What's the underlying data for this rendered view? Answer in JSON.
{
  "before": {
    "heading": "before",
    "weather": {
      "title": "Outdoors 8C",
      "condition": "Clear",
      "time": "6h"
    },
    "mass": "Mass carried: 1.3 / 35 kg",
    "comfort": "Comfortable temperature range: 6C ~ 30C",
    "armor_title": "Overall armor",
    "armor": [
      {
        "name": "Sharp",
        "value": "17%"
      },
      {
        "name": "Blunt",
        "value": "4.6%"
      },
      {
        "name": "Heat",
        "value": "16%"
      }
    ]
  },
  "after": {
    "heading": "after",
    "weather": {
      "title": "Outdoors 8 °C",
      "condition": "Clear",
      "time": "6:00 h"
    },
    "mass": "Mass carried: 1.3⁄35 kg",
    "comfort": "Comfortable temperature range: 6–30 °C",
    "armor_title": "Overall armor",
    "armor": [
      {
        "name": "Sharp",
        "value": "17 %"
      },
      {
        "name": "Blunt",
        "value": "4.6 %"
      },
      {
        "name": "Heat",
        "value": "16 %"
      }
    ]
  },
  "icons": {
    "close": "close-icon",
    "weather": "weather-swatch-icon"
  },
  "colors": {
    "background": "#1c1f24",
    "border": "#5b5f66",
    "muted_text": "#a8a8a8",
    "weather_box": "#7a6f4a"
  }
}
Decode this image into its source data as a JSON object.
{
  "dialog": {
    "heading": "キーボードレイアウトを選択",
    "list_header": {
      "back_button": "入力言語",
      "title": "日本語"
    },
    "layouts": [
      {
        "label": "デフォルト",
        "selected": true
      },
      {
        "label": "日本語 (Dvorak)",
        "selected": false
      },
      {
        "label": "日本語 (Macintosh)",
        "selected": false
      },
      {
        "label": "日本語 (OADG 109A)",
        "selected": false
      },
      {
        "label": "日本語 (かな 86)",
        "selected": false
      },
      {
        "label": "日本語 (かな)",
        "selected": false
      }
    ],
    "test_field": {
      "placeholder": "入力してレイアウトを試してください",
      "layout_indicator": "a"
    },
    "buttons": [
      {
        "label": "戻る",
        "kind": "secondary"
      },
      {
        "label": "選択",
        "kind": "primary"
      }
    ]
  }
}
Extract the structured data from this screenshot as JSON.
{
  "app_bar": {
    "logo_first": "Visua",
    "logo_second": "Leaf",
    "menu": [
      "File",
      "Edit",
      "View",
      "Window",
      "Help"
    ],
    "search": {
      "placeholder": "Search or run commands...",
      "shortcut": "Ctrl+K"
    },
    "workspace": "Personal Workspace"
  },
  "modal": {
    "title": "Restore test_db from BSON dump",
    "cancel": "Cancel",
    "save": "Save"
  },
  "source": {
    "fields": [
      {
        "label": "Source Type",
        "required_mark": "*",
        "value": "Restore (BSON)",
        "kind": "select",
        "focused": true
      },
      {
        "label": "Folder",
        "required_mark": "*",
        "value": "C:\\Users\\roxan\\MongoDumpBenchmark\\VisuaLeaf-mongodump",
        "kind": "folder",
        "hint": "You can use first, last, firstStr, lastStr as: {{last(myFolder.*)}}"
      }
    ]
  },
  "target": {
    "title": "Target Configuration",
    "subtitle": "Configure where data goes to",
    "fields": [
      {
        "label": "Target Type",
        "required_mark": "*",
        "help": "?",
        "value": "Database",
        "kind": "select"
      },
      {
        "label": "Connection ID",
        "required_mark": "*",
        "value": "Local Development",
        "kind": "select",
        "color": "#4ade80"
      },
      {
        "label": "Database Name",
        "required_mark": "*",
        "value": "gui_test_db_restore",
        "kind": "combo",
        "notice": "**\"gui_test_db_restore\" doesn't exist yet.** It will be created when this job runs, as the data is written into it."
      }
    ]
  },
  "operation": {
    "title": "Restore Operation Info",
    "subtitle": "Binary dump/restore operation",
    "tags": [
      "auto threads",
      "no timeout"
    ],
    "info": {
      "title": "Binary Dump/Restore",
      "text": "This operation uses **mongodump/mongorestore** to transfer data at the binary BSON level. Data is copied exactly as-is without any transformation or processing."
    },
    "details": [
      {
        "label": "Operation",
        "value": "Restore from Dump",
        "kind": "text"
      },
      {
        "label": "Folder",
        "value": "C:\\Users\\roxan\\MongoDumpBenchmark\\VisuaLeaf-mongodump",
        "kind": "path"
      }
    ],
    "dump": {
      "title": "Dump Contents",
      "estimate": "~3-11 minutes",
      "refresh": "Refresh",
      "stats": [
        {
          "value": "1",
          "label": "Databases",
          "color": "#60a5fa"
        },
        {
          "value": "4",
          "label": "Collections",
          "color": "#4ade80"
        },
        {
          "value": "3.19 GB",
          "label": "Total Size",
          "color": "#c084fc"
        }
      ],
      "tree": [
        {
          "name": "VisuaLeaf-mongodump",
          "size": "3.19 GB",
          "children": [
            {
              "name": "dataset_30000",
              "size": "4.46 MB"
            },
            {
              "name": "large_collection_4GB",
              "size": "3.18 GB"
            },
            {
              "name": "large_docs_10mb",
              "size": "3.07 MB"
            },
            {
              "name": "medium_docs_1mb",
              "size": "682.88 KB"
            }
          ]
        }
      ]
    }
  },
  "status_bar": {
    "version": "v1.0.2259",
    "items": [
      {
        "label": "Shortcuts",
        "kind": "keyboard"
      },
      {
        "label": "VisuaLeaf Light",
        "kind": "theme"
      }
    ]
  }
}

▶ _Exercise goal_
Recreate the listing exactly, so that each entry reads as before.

▶ _Response_
What's the underlying data for this rendered view? Answer in JSON.
{
  "before": {
    "heading": "before",
    "weather": {
      "title": "Outdoors 8C",
      "condition": "Clear",
      "time": "6h"
    },
    "mass": "Mass carried: 1.3 / 35 kg",
    "comfort": "Comfortable temperature range: 6C ~ 30C",
    "armor_title": "Overall armor",
    "armor": [
      {
        "name": "Sharp",
        "value": "17%"
      },
      {
        "name": "Blunt",
        "value": "4.6%"
      },
      {
        "name": "Heat",
        "value": "16%"
      }
    ]
  },
  "after": {
    "heading": "after",
    "weather": {
      "title": "Outdoors 8 °C",
      "condition": "Clear",
      "time": "6:00 h"
    },
    "mass": "Mass carried: 1.3⁄35 kg",
    "comfort": "Comfortable temperature range: 6–30 °C",
    "armor_title": "Overall armor",
    "armor": [
      {
        "name": "Sharp",
        "value": "17 %"
      },
      {
        "name": "Blunt",
        "value": "4.6 %"
      },
      {
        "name": "Heat",
        "value": "16 %"
      }
    ]
  },
  "icons": {
    "close": "close-icon",
    "weather": "weather-swatch-icon"
  },
  "colors": {
    "background": "#1c1f24",
    "border": "#5b5f66",
    "muted_text": "#a8a8a8",
    "weather_box": "#7a6f4a"
  }
}
Decode this image into its source data as a JSON object.
{
  "dialog": {
    "heading": "キーボードレイアウトを選択",
    "list_header": {
      "back_button": "入力言語",
      "title": "日本語"
    },
    "layouts": [
      {
        "label": "デフォルト",
        "selected": true
      },
      {
        "label": "日本語 (Dvorak)",
        "selected": false
      },
      {
        "label": "日本語 (Macintosh)",
        "selected": false
      },
      {
        "label": "日本語 (OADG 109A)",
        "selected": false
      },
      {
        "label": "日本語 (かな 86)",
        "selected": false
      },
      {
        "label": "日本語 (かな)",
        "selected": false
      }
    ],
    "test_field": {
      "placeholder": "入力してレイアウトを試してください",
      "layout_indicator": "a"
    },
    "buttons": [
      {
        "label": "戻る",
        "kind": "secondary"
      },
      {
        "label": "選択",
        "kind": "primary"
      }
    ]
  }
}
Extract the structured data from this screenshot as JSON.
{
  "app_bar": {
    "logo_first": "Visua",
    "logo_second": "Leaf",
    "menu": [
      "File",
      "Edit",
      "View",
      "Window",
      "Help"
    ],
    "search": {
      "placeholder": "Search or run commands...",
      "shortcut": "Ctrl+K"
    },
    "workspace": "Personal Workspace"
  },
  "modal": {
    "title": "Restore test_db from BSON dump",
    "cancel": "Cancel",
    "save": "Save"
  },
  "source": {
    "fields": [
      {
        "label": "Source Type",
        "required_mark": "*",
        "value": "Restore (BSON)",
        "kind": "select",
        "focused": true
      },
      {
        "label": "Folder",
        "required_mark": "*",
        "value": "C:\\Users\\roxan\\MongoDumpBenchmark\\VisuaLeaf-mongodump",
        "kind": "folder",
        "hint": "You can use first, last, firstStr, lastStr as: {{last(myFolder.*)}}"
      }
    ]
  },
  "target": {
    "title": "Target Configuration",
    "subtitle": "Configure where data goes to",
    "fields": [
      {
        "label": "Target Type",
        "required_mark": "*",
        "help": "?",
        "value": "Database",
        "kind": "select"
      },
      {
        "label": "Connection ID",
        "required_mark": "*",
        "value": "Local Development",
        "kind": "select",
        "color": "#4ade80"
      },
      {
        "label": "Database Name",
        "required_mark": "*",
        "value": "gui_test_db_restore",
        "kind": "combo",
        "notice": "**\"gui_test_db_restore\" doesn't exist yet.** It will be created when this job runs, as the data is written into it."
      }
    ]
  },
  "operation": {
    "title": "Restore Operation Info",
    "subtitle": "Binary dump/restore operation",
    "tags": [
      "auto threads",
      "no timeout"
    ],
    "info": {
      "title": "Binary Dump/Restore",
      "text": "This operation uses **mongodump/mongorestore** to transfer data at the binary BSON level. Data is copied exactly as-is without any transformation or processing."
    },
    "details": [
      {
        "label": "Operation",
        "value": "Restore from Dump",
        "kind": "text"
      },
      {
        "label": "Folder",
        "value": "C:\\Users\\roxan\\MongoDumpBenchmark\\VisuaLeaf-mongodump",
        "kind": "path"
      }
    ],
    "dump": {
      "title": "Dump Contents",
      "estimate": "~3-11 minutes",
      "refresh": "Refresh",
      "stats": [
        {
          "value": "1",
          "label": "Databases",
          "color": "#60a5fa"
        },
        {
          "value": "4",
          "label": "Collections",
          "color": "#4ade80"
        },
        {
          "value": "3.19 GB",
          "label": "Total Size",
          "color": "#c084fc"
        }
      ],
      "tree": [
        {
          "name": "VisuaLeaf-mongodump",
          "size": "3.19 GB",
          "children": [
            {
              "name": "dataset_30000",
              "size": "4.46 MB"
            },
            {
              "name": "large_collection_4GB",
              "size": "3.18 GB"
            },
            {
              "name": "large_docs_10mb",
              "size": "3.07 MB"
            },
            {
              "name": "medium_docs_1mb",
              "size": "682.88 KB"
            }
          ]
        }
      ]
    }
  },
  "status_bar": {
    "version": "v1.0.2259",
    "items": [
      {
        "label": "Shortcuts",
        "kind": "keyboard"
      },
      {
        "label": "VisuaLeaf Light",
        "kind": "theme"
      }
    ]
  }
}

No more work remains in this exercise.